- Task:
Bring together every line in the data that includes "label".

(Website and app data records)
☆ ☆ ☆ ☆
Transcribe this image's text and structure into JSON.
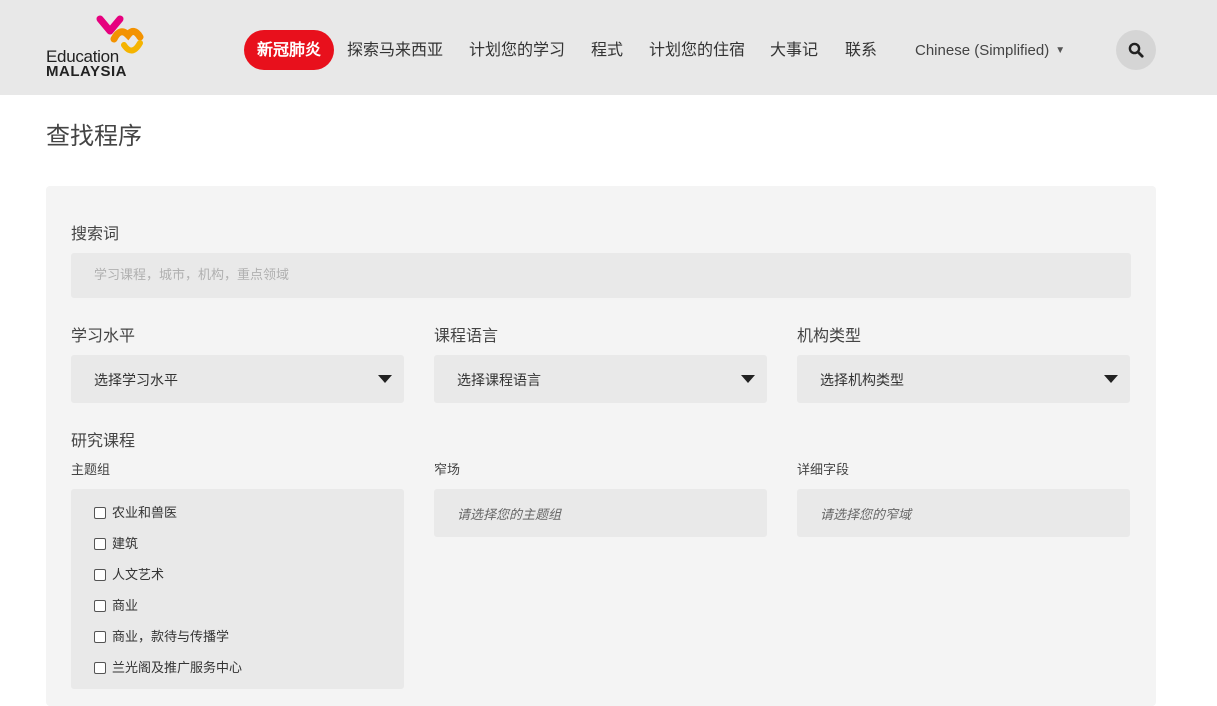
{
  "header": {
    "logo": {
      "line1": "Education",
      "line2": "MALAYSIA"
    },
    "nav": {
      "covid": "新冠肺炎",
      "explore": "探索马来西亚",
      "plan_study": "计划您的学习",
      "programs": "程式",
      "plan_accommodation": "计划您的住宿",
      "events": "大事记",
      "contact": "联系"
    },
    "language": "Chinese (Simplified)",
    "colors": {
      "accent": "#e8101c",
      "logo_magenta": "#e6007e",
      "logo_orange": "#f39200"
    }
  },
  "page": {
    "title": "查找程序"
  },
  "form": {
    "search": {
      "label": "搜索词",
      "placeholder": "学习课程，城市，机构，重点领域"
    },
    "study_level": {
      "label": "学习水平",
      "value": "选择学习水平"
    },
    "course_language": {
      "label": "课程语言",
      "value": "选择课程语言"
    },
    "institution_type": {
      "label": "机构类型",
      "value": "选择机构类型"
    },
    "study_course": {
      "label": "研究课程"
    },
    "subject_group": {
      "label": "主题组",
      "items": [
        "农业和兽医",
        "建筑",
        "人文艺术",
        "商业",
        "商业，款待与传播学",
        "兰光阁及推广服务中心"
      ]
    },
    "narrow_field": {
      "label": "窄场",
      "placeholder": "请选择您的主题组"
    },
    "detailed_field": {
      "label": "详细字段",
      "placeholder": "请选择您的窄域"
    }
  }
}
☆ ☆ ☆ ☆
- Exercise output:
      "label": "搜索词",
      "label": "学习水平",
      "label": "课程语言",
      "label": "机构类型",
      "label": "研究课程"
      "label": "主题组",
      "label": "窄场",
      "label": "详细字段",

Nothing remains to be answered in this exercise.